Over the last five years, according to Ernst & Young’s “2019 Global Review” report, the firm has made 140 acquisitions, resulting in $1.8 billion in combined revenue. These acquisitions have been in a range of business areas; EY’s four main service lines are assurance, advisory, tax and transactions advisory services. Within its advisory business is a unit called “people advisory services” (PAS), which helps “clients gain a competitive people advantage by addressing complex workforce issues ranging from organization transformation, effective talent deployment and mobility to reimagining human resources within global organizations,” according to the report.
In other words, EY is no longer just an accounting firm, and this expanded focus is reflected in its January acquisition of PeopleFirm – a management consulting firm specializing in workforce and organization strategy, performance management, diversity and inclusion, leadership, and culture.
“PeopleFirm’s advanced performance management methods, rooted in content and data, will help further the results-focused work of EY PAS,” says Kim Billeter, EY Americas PAS leader. Talent management and talent development are changing, and organizations are looking to companies like EY to help them adapt.
The Modern Leader: Keeping the Human at the Center
Billeter stresses the need to “see people as a strategic asset for their organization’s success,” staying “human at the center.” As a result, more organizations are investing in developing a strong employer brand and being purpose-driven and socially responsible “to attract and retain talent.”
“Ultimately, we’re trying to put the human at the center of the employee experience,” says M. Tamra Chandler, founder of PeopleFirm and now a partner and principal at EY, as well as design learning and development (L&D) accordingly. In a world characterized by automation and digitization, it’s more important than ever for leaders to focus on the human beings they lead.
The Modern Leader: Investing in Employee Development
“The talent supply chain is under pressure like never before as the gig economy is changing the workforce,” says Billeter. Indeed, Training Industry’s 2020 trends report identified the gig economy as having a significant impact on L&D.
Demographic changes and disruptions in skills and business models will require leaders to rethink how they develop talent. Successful organizations will use “a comprehensive, agile strategy, supported by well-governed processes, smarter technology and deeper insights,” Billeter says.
Fortunately, while technology is disrupting talent development, it’s also creating new opportunities, “making it easy to empower people to own their careers and their development,” Chandler says. “It simply requires organizations to invest in the content and hand over the keys to the employees.” Successful leaders make the growth of their employees a top priority.
The Modern Leader: Transforming the Organization
A transforming world requires transformation in the organization — which requires transformative leadership skills. These skills include cultural awareness as the world shrinks, Billeter points out. Chandler adds, “Thoughtful leaders need to be ready to help the teams and individuals they support thrive in today’s chaotic world. That means connecting their people to a compelling purpose” and creating a work environment grounded in psychological safety. Organizations should “nurture these behaviors” by expecting, training and rewarding them.
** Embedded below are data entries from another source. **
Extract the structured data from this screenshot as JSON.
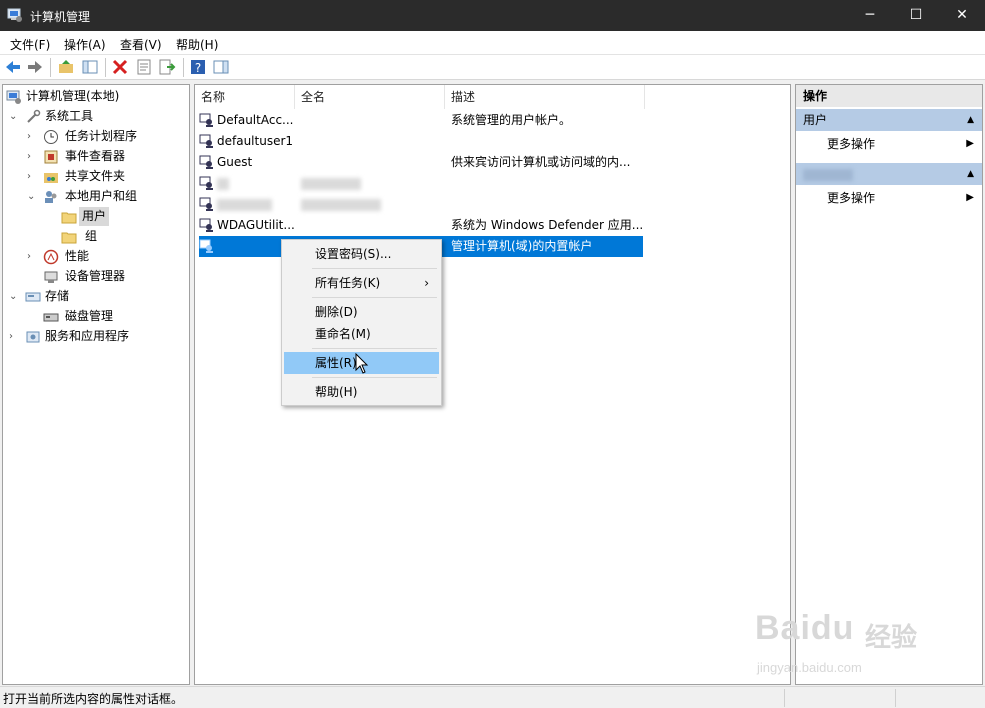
{
  "window": {
    "title": "计算机管理",
    "minimize": "─",
    "maximize": "☐",
    "close": "✕"
  },
  "menu": [
    "文件(F)",
    "操作(A)",
    "查看(V)",
    "帮助(H)"
  ],
  "tree": {
    "root": "计算机管理(本地)",
    "system_tools": "系统工具",
    "task_scheduler": "任务计划程序",
    "event_viewer": "事件查看器",
    "shared_folders": "共享文件夹",
    "local_users": "本地用户和组",
    "users": "用户",
    "groups": "组",
    "performance": "性能",
    "device_manager": "设备管理器",
    "storage": "存储",
    "disk_management": "磁盘管理",
    "services": "服务和应用程序"
  },
  "list": {
    "columns": {
      "name": "名称",
      "fullname": "全名",
      "description": "描述"
    },
    "rows": [
      {
        "name": "DefaultAcc...",
        "fullname": "",
        "description": "系统管理的用户帐户。"
      },
      {
        "name": "defaultuser1",
        "fullname": "",
        "description": ""
      },
      {
        "name": "Guest",
        "fullname": "",
        "description": "供来宾访问计算机或访问域的内..."
      },
      {
        "name": "",
        "fullname": "",
        "description": ""
      },
      {
        "name": "",
        "fullname": "",
        "description": ""
      },
      {
        "name": "WDAGUtilit...",
        "fullname": "",
        "description": "系统为 Windows Defender 应用..."
      },
      {
        "name": "",
        "fullname": "",
        "description": "管理计算机(域)的内置帐户"
      }
    ]
  },
  "context_menu": {
    "set_password": "设置密码(S)...",
    "all_tasks": "所有任务(K)",
    "submenu_arrow": "›",
    "delete": "删除(D)",
    "rename": "重命名(M)",
    "properties": "属性(R)",
    "help": "帮助(H)"
  },
  "actions": {
    "title": "操作",
    "group1": "用户",
    "more1": "更多操作",
    "group2": "",
    "more2": "更多操作",
    "caret": "▲",
    "more_arrow": "▶"
  },
  "status": {
    "text": "打开当前所选内容的属性对话框。"
  },
  "watermark": {
    "logo": "Baidu",
    "brand": "经验",
    "url": "jingyan.baidu.com"
  },
  "colors": {
    "accent": "#0078d7",
    "highlight": "#91c9f7",
    "group": "#b5cbe5"
  }
}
“Talent is on the minds of all executive these days,” Chandler says, and Training Industry research concurs: Almost all surveyed executives believe L&D is important to achieving business goals. This shift in leaders’ perspectives on training puts L&D leaders in the position to play a critical role in driving organizational strategy and transformation. Fortunately, as major corporations like EY (and Korn Ferry) continue to add to their portfolio of talent solutions, learning leaders will not be at a loss for potential partners.